> **ACTIVITY**: Print all entries below exactly, without images.

Start of SUPPLIED MATERIAL

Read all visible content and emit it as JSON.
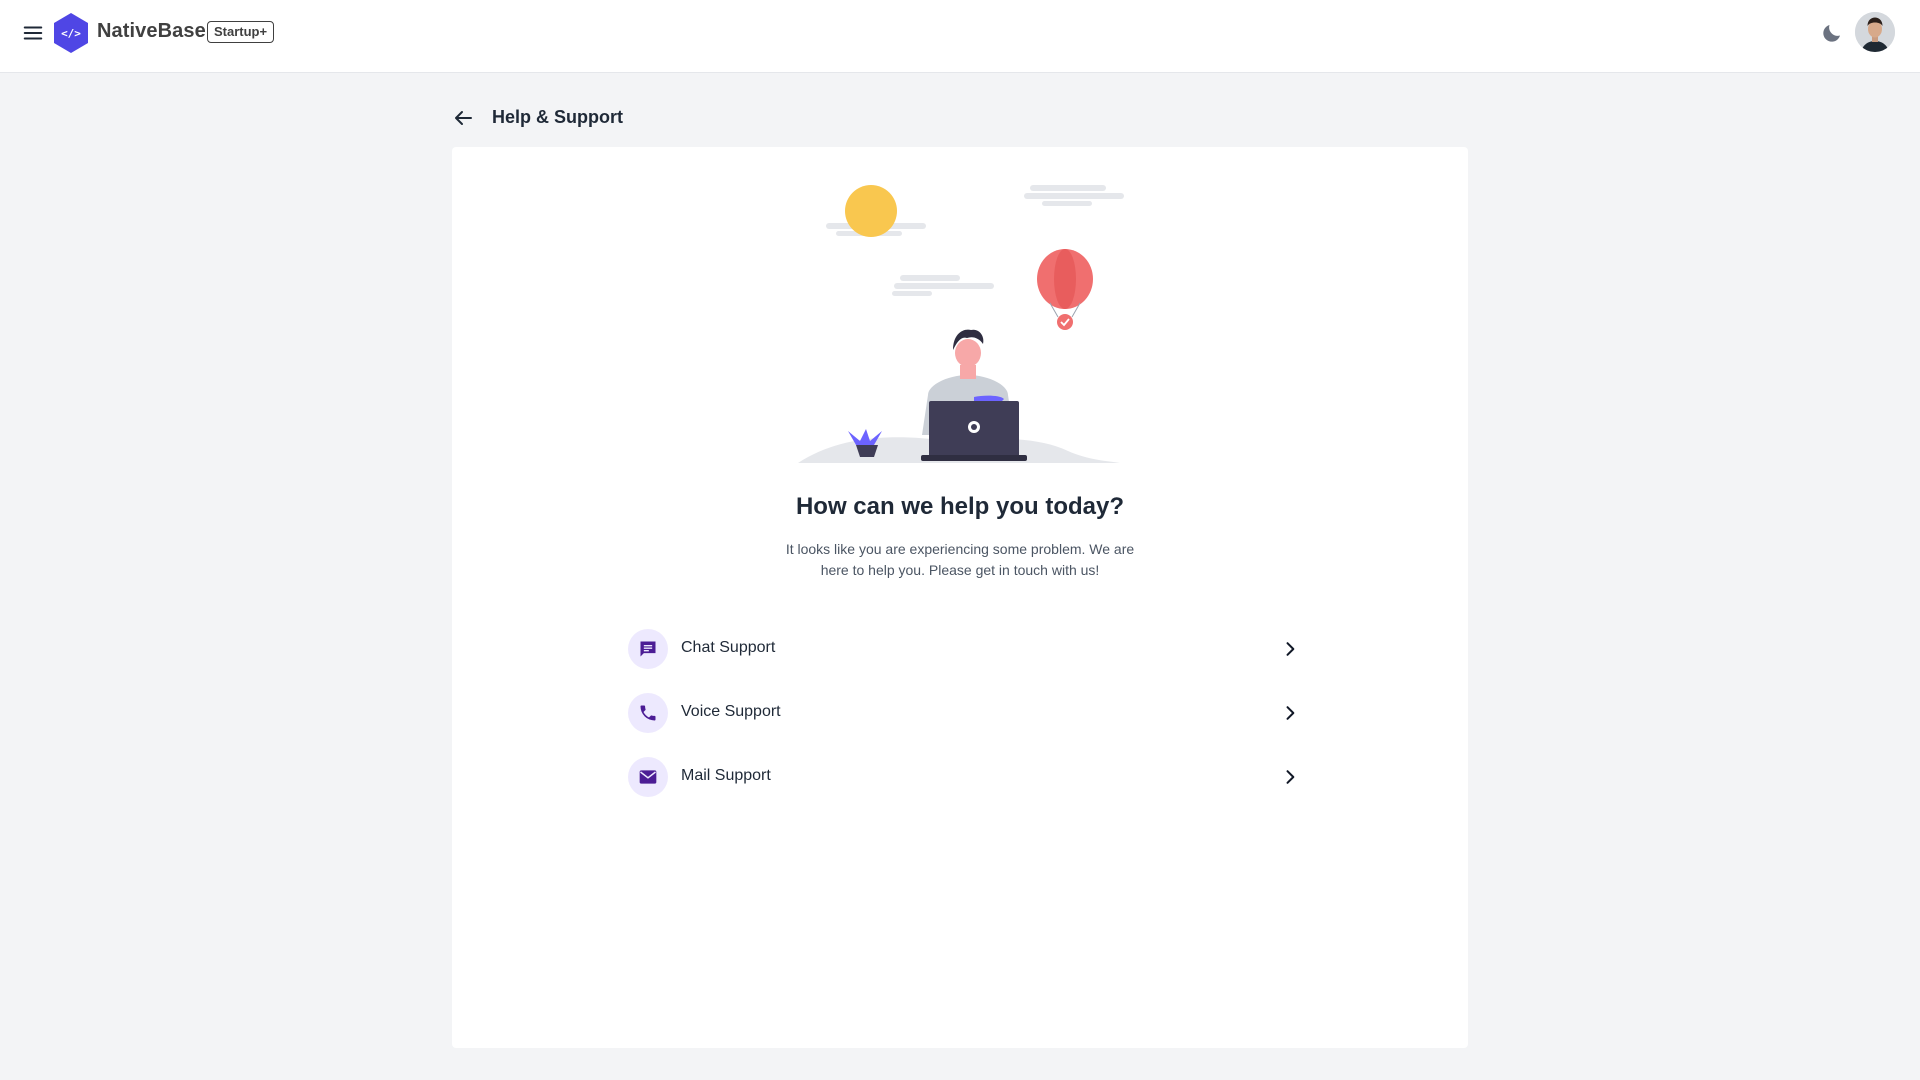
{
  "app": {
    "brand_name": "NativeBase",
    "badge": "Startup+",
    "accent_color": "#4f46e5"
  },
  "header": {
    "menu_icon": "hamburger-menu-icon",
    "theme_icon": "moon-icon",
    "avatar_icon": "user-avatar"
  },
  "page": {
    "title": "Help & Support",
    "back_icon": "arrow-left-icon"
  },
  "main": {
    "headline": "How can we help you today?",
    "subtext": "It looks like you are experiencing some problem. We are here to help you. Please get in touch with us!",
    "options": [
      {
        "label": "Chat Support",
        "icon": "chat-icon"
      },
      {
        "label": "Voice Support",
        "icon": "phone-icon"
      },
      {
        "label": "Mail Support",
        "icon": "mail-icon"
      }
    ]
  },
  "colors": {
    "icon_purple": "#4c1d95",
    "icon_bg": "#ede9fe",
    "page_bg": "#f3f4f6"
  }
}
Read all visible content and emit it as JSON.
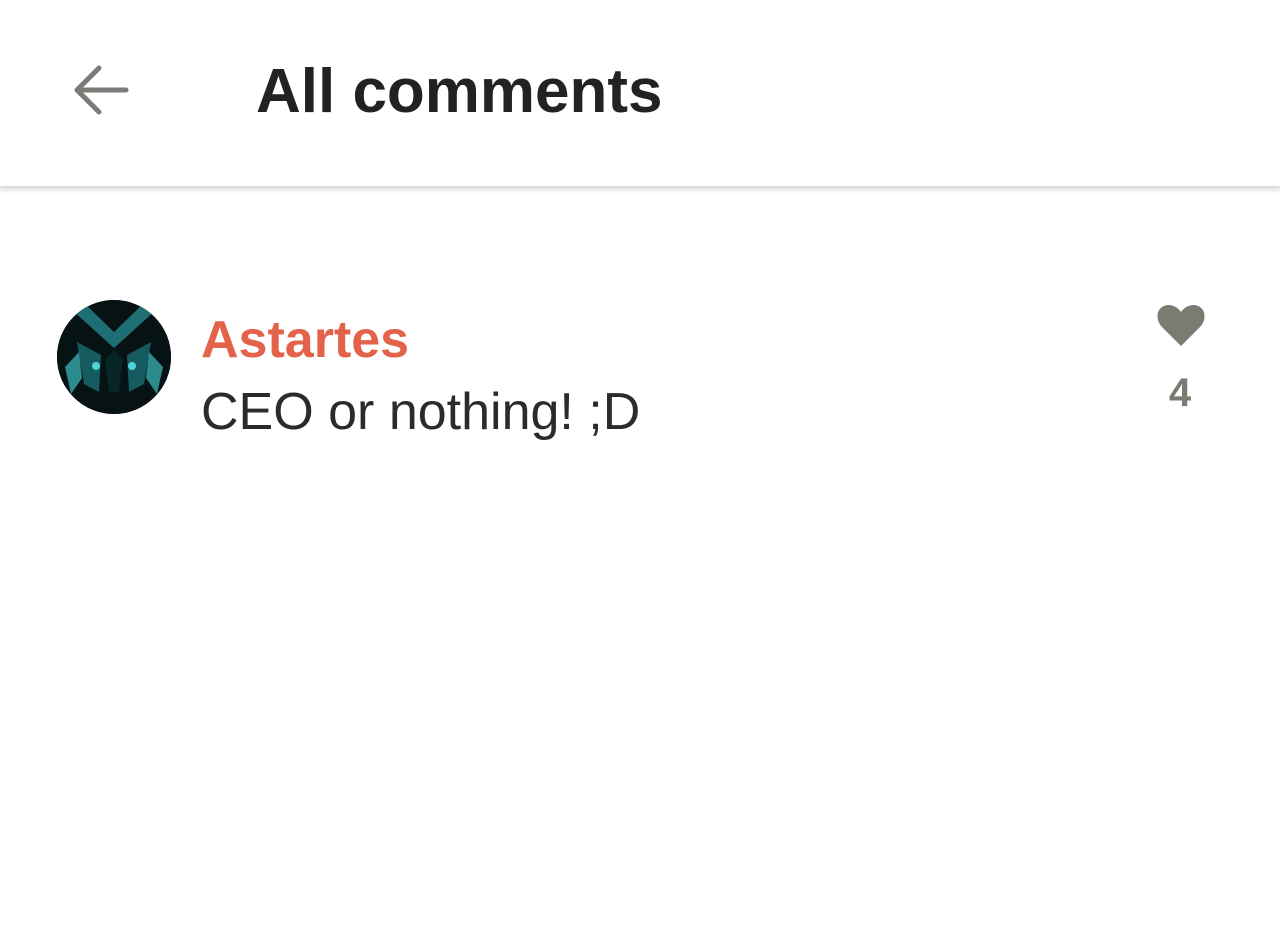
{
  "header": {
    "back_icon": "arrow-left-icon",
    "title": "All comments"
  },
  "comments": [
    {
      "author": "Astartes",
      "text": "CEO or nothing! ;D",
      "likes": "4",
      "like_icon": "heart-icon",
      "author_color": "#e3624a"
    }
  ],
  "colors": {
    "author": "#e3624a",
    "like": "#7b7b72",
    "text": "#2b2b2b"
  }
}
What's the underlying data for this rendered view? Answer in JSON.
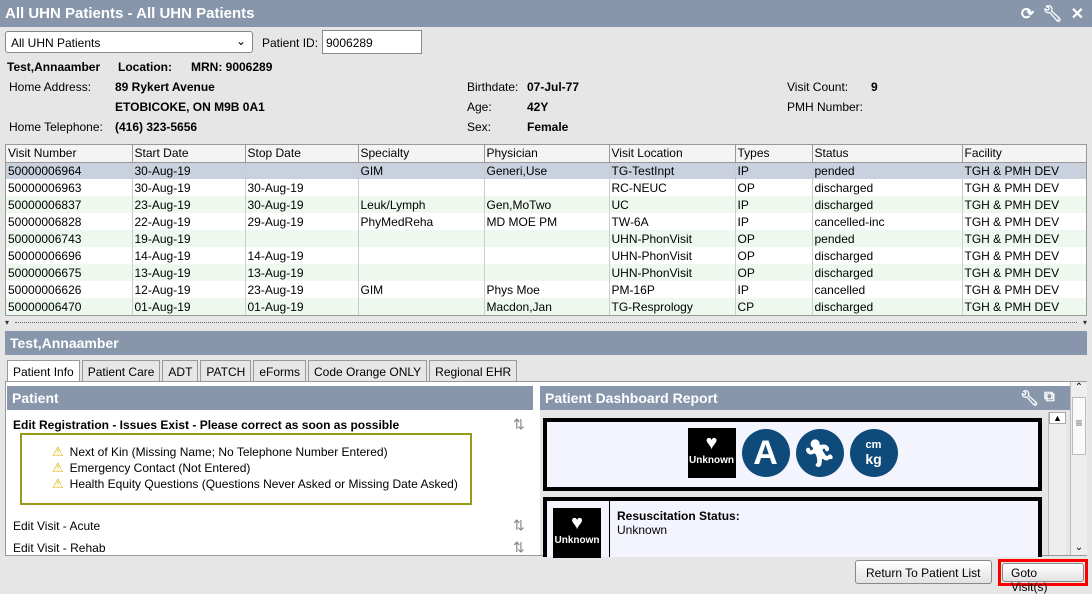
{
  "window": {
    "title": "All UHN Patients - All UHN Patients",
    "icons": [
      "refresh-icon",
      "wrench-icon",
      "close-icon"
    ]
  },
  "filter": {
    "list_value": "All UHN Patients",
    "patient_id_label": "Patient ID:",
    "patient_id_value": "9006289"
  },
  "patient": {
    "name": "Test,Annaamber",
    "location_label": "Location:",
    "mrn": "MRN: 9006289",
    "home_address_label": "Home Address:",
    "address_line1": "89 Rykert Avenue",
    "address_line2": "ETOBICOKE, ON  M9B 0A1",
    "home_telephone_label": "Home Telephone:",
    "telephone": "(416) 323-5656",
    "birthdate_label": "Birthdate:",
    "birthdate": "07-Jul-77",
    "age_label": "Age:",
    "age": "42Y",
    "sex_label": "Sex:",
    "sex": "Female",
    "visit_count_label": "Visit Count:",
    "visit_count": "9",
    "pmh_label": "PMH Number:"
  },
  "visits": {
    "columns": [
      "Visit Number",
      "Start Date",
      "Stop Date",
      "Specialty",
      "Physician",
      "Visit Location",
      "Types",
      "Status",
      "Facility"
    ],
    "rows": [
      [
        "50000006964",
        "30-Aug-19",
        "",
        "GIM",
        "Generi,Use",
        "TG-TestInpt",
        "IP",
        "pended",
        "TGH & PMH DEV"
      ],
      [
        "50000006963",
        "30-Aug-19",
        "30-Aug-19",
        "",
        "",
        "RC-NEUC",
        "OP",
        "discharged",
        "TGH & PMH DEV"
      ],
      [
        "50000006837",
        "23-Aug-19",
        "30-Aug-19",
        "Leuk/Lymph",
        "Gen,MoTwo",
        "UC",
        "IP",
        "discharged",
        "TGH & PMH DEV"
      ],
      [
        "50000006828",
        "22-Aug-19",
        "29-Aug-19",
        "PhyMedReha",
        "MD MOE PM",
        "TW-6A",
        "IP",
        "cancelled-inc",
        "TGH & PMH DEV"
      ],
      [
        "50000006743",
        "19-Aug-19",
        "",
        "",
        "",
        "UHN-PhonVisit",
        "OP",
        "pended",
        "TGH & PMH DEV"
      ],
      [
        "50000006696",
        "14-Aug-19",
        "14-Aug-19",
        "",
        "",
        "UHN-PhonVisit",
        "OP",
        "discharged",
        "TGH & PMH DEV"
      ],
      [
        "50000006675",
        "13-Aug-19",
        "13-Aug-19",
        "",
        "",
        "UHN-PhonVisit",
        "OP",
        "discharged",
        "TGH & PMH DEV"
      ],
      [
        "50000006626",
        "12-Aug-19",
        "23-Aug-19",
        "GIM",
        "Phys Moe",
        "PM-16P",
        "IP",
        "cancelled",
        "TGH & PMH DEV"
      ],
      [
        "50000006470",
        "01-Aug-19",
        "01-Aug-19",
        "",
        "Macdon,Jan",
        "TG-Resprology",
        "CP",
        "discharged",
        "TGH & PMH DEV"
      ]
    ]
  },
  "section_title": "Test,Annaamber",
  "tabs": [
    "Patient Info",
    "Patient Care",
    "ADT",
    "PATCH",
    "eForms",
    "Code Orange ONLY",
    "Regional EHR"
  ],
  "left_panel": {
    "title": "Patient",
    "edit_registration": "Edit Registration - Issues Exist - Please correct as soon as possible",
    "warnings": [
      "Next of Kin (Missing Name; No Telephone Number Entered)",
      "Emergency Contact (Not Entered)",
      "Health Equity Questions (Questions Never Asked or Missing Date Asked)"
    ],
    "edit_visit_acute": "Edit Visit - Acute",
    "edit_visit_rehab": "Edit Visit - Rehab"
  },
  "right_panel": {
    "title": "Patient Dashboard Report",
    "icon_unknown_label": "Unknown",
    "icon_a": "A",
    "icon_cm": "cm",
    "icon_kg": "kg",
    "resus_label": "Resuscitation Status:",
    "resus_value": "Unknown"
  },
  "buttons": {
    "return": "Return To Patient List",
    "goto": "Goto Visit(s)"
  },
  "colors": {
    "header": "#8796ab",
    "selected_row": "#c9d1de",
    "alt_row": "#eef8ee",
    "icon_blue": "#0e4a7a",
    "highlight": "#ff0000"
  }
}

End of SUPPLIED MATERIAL

> **ANSWER SPACE**:
Read all visible content and emit it as JSON.
{
  "app": {
    "brand_name": "NativeBase",
    "badge": "Startup+",
    "accent_color": "#4f46e5"
  },
  "header": {
    "menu_icon": "hamburger-menu-icon",
    "theme_icon": "moon-icon",
    "avatar_icon": "user-avatar"
  },
  "page": {
    "title": "Help & Support",
    "back_icon": "arrow-left-icon"
  },
  "main": {
    "headline": "How can we help you today?",
    "subtext": "It looks like you are experiencing some problem. We are here to help you. Please get in touch with us!",
    "options": [
      {
        "label": "Chat Support",
        "icon": "chat-icon"
      },
      {
        "label": "Voice Support",
        "icon": "phone-icon"
      },
      {
        "label": "Mail Support",
        "icon": "mail-icon"
      }
    ]
  },
  "colors": {
    "icon_purple": "#4c1d95",
    "icon_bg": "#ede9fe",
    "page_bg": "#f3f4f6"
  }
}
Read all visible content and emit it as JSON.
{
  "header": {
    "back_icon": "arrow-left-icon",
    "title": "All comments"
  },
  "comments": [
    {
      "author": "Astartes",
      "text": "CEO or nothing! ;D",
      "likes": "4",
      "like_icon": "heart-icon",
      "author_color": "#e3624a"
    }
  ],
  "colors": {
    "author": "#e3624a",
    "like": "#7b7b72",
    "text": "#2b2b2b"
  }
}
What's the underlying data for this rendered view? Answer in JSON.
{
  "window": {
    "title": "All UHN Patients - All UHN Patients",
    "icons": [
      "refresh-icon",
      "wrench-icon",
      "close-icon"
    ]
  },
  "filter": {
    "list_value": "All UHN Patients",
    "patient_id_label": "Patient ID:",
    "patient_id_value": "9006289"
  },
  "patient": {
    "name": "Test,Annaamber",
    "location_label": "Location:",
    "mrn": "MRN: 9006289",
    "home_address_label": "Home Address:",
    "address_line1": "89 Rykert Avenue",
    "address_line2": "ETOBICOKE, ON  M9B 0A1",
    "home_telephone_label": "Home Telephone:",
    "telephone": "(416) 323-5656",
    "birthdate_label": "Birthdate:",
    "birthdate": "07-Jul-77",
    "age_label": "Age:",
    "age": "42Y",
    "sex_label": "Sex:",
    "sex": "Female",
    "visit_count_label": "Visit Count:",
    "visit_count": "9",
    "pmh_label": "PMH Number:"
  },
  "visits": {
    "columns": [
      "Visit Number",
      "Start Date",
      "Stop Date",
      "Specialty",
      "Physician",
      "Visit Location",
      "Types",
      "Status",
      "Facility"
    ],
    "rows": [
      [
        "50000006964",
        "30-Aug-19",
        "",
        "GIM",
        "Generi,Use",
        "TG-TestInpt",
        "IP",
        "pended",
        "TGH & PMH DEV"
      ],
      [
        "50000006963",
        "30-Aug-19",
        "30-Aug-19",
        "",
        "",
        "RC-NEUC",
        "OP",
        "discharged",
        "TGH & PMH DEV"
      ],
      [
        "50000006837",
        "23-Aug-19",
        "30-Aug-19",
        "Leuk/Lymph",
        "Gen,MoTwo",
        "UC",
        "IP",
        "discharged",
        "TGH & PMH DEV"
      ],
      [
        "50000006828",
        "22-Aug-19",
        "29-Aug-19",
        "PhyMedReha",
        "MD MOE PM",
        "TW-6A",
        "IP",
        "cancelled-inc",
        "TGH & PMH DEV"
      ],
      [
        "50000006743",
        "19-Aug-19",
        "",
        "",
        "",
        "UHN-PhonVisit",
        "OP",
        "pended",
        "TGH & PMH DEV"
      ],
      [
        "50000006696",
        "14-Aug-19",
        "14-Aug-19",
        "",
        "",
        "UHN-PhonVisit",
        "OP",
        "discharged",
        "TGH & PMH DEV"
      ],
      [
        "50000006675",
        "13-Aug-19",
        "13-Aug-19",
        "",
        "",
        "UHN-PhonVisit",
        "OP",
        "discharged",
        "TGH & PMH DEV"
      ],
      [
        "50000006626",
        "12-Aug-19",
        "23-Aug-19",
        "GIM",
        "Phys Moe",
        "PM-16P",
        "IP",
        "cancelled",
        "TGH & PMH DEV"
      ],
      [
        "50000006470",
        "01-Aug-19",
        "01-Aug-19",
        "",
        "Macdon,Jan",
        "TG-Resprology",
        "CP",
        "discharged",
        "TGH & PMH DEV"
      ]
    ]
  },
  "section_title": "Test,Annaamber",
  "tabs": [
    "Patient Info",
    "Patient Care",
    "ADT",
    "PATCH",
    "eForms",
    "Code Orange ONLY",
    "Regional EHR"
  ],
  "left_panel": {
    "title": "Patient",
    "edit_registration": "Edit Registration - Issues Exist - Please correct as soon as possible",
    "warnings": [
      "Next of Kin (Missing Name; No Telephone Number Entered)",
      "Emergency Contact (Not Entered)",
      "Health Equity Questions (Questions Never Asked or Missing Date Asked)"
    ],
    "edit_visit_acute": "Edit Visit - Acute",
    "edit_visit_rehab": "Edit Visit - Rehab"
  },
  "right_panel": {
    "title": "Patient Dashboard Report",
    "icon_unknown_label": "Unknown",
    "icon_a": "A",
    "icon_cm": "cm",
    "icon_kg": "kg",
    "resus_label": "Resuscitation Status:",
    "resus_value": "Unknown"
  },
  "buttons": {
    "return": "Return To Patient List",
    "goto": "Goto Visit(s)"
  },
  "colors": {
    "header": "#8796ab",
    "selected_row": "#c9d1de",
    "alt_row": "#eef8ee",
    "icon_blue": "#0e4a7a",
    "highlight": "#ff0000"
  }
}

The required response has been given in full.